The first half was just me, having a blast and passing a lot of people, focusing on forms saying hi to my brother who was on his way back to town. I was way ahead of my goal pace but feeling good. From km 12-15 I was starting to hurt, but a guy in front of me was running just the right pace that if I didn’t too much about the pain and kept following him, I was staying consistent. I ended up losing him, but that’ because he accelerated! When I finally exited the bike path I knew I had 5km to go and it was time to give everything I had left. I also crossed my mom who looked like she was doing good, which gave me a boost of energy.  At this point, I also knew that even if I slowed down a lot I would get my sub5hours, and this carried me all the way to the finish line. I saw my dad 19km in who cheered me and I sprinted down the village, down the finish line with a big smile on my face.Nutrition wise, I had a chew every 2-3km with a cup of water and gatorade. 

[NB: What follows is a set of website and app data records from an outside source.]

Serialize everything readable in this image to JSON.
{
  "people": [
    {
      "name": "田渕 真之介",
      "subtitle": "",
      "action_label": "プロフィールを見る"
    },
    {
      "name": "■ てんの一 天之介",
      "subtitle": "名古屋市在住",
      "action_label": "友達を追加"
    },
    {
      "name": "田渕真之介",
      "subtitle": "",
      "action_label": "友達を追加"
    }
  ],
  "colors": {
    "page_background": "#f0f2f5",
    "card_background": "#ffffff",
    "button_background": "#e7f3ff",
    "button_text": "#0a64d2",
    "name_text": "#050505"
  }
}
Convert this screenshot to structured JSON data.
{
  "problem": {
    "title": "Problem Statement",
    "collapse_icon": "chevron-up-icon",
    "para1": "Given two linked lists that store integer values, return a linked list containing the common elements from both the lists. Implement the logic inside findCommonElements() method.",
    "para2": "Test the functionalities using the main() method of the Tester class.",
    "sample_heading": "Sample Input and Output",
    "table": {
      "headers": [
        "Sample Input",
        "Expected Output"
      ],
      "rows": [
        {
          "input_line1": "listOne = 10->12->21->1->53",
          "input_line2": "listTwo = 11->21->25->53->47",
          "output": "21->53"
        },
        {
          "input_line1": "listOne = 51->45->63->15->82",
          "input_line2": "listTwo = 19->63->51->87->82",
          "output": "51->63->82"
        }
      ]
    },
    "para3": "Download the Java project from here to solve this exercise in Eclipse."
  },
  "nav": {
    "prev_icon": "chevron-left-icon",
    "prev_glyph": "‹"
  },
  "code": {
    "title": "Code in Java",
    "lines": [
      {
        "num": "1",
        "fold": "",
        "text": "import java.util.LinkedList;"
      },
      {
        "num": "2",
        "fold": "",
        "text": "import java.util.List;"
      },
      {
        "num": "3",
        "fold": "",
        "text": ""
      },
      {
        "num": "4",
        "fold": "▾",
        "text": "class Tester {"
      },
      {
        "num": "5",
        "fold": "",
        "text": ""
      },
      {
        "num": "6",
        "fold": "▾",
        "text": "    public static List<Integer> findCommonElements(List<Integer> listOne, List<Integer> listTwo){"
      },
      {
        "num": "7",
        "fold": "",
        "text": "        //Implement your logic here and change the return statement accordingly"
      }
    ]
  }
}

Total 4:55:57

This run is probably the most fun I have ever had running, at least that I can remember, yes it got hard at some point, but I had a blast, and really, I couldn’t have asked for better. I ended up having the 7th fastest run of the day and ran my second fastest half marathon ever. Then I asked myself if maybe I should have pushed a little hard on the bike, … Maybe but I’m going to work on that!

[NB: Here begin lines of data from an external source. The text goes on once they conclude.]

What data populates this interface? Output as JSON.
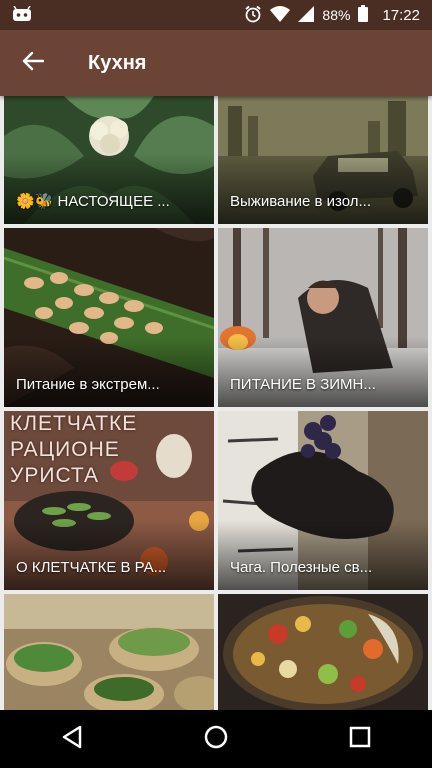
{
  "status_bar": {
    "battery": "88%",
    "time": "17:22",
    "icons": [
      "android-debug-icon",
      "alarm-icon",
      "wifi-icon",
      "signal-icon",
      "battery-icon"
    ]
  },
  "app_bar": {
    "title": "Кухня",
    "back_icon": "arrow-left-icon"
  },
  "tiles": [
    {
      "caption": "🌼🐝 НАСТОЯЩЕЕ ...",
      "image": "cauliflower-on-leaves"
    },
    {
      "caption": "Выживание в изол...",
      "image": "jeep-in-ruined-city"
    },
    {
      "caption": "Питание в экстрем...",
      "image": "larvae-on-leaf"
    },
    {
      "caption": "ПИТАНИЕ В ЗИМН...",
      "image": "man-in-winter-forest"
    },
    {
      "caption": "О КЛЕТЧАТКЕ В РА...",
      "image": "vegetables-and-greens",
      "overlay_text": [
        "КЛЕТЧАТКЕ",
        "РАЦИОНЕ",
        "УРИСТА"
      ]
    },
    {
      "caption": "Чага. Полезные св...",
      "image": "chaga-on-birch"
    },
    {
      "caption": "",
      "image": "herbs-in-bowls"
    },
    {
      "caption": "",
      "image": "soup-with-vegetables"
    }
  ],
  "nav_bar": {
    "back": "triangle-back-icon",
    "home": "circle-home-icon",
    "recents": "square-recents-icon"
  },
  "colors": {
    "status_bar": "#4a2e24",
    "app_bar": "#6b4435",
    "grid_background": "#ececec"
  }
}
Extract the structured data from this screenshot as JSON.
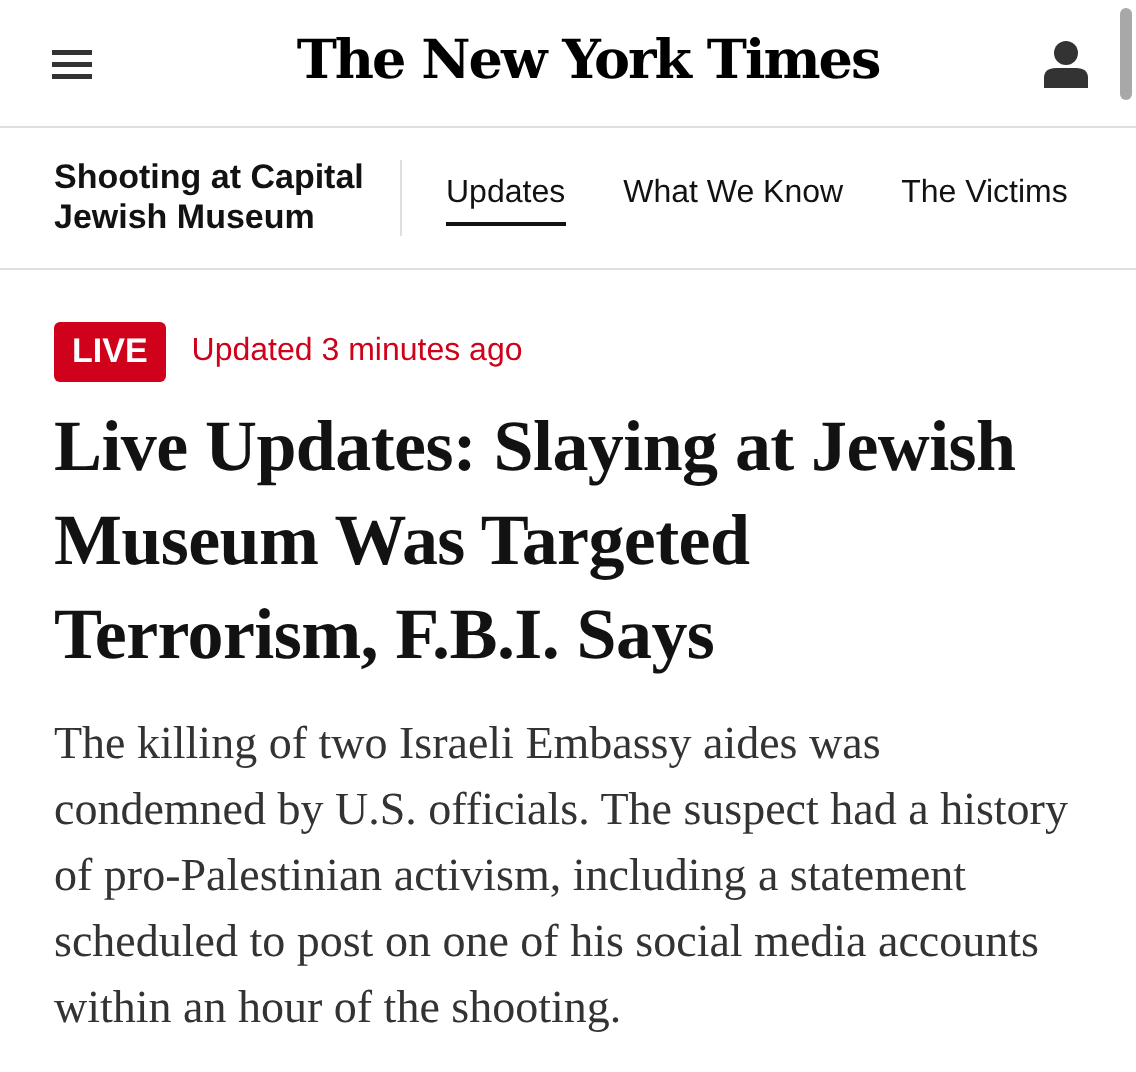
{
  "masthead": {
    "logo": "The New York Times"
  },
  "story_nav": {
    "title": "Shooting at Capital Jewish Museum",
    "tabs": [
      {
        "label": "Updates",
        "selected": true
      },
      {
        "label": "What We Know",
        "selected": false
      },
      {
        "label": "The Victims",
        "selected": false
      }
    ]
  },
  "article": {
    "badge": "LIVE",
    "updated": "Updated 3 minutes ago",
    "headline": "Live Updates: Slaying at Jewish Museum Was Targeted Terrorism, F.B.I. Says",
    "summary": "The killing of two Israeli Embassy aides was condemned by U.S. officials. The suspect had a history of pro-Palestinian activism, including a statement scheduled to post on one of his social media accounts within an hour of the shooting."
  }
}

Overall it was a fantastic race, I ended up 8th in my new F25-29 age group, and while this part was and still is pretty disappointing to me I realized that I finish 20th overall, which is my best overall result ever and that 8 of the first 20 first were my age, something that you almost never see. Also, although 8th wasn’t what I was aiming for, how sweet is it that my fellow AG ladies are so strong. At the end of the day, Mont Tremblant 70.3 was to test where I was at, put out a great race and execute something I can be proud of. I now have a lot of work to do on the bike for Maine 70.3 in 2 months. And I should really get to it instead of eating all the cookies, ice cream, chocolate and fries I can find!

This weekend would not have been possible without my boyfriend, who did a lot of the 14hours of driving we had, calmed my nerve, and took amazing pictures (all his), my parents who always support me both in school, triathlon and the many adventures I always want to take. Also, congrats to both my mom and bother who put out a fantastic race. My coach Jorge, who has been working with me for a year and a half now and has made me stronger and faster. Thank you to Velofix Boston and Quilicot for fixing my bike. Thank you to Irwin cycling for the amazing race wheels which not only make me faster but also make me look 10X cooler than I actually am.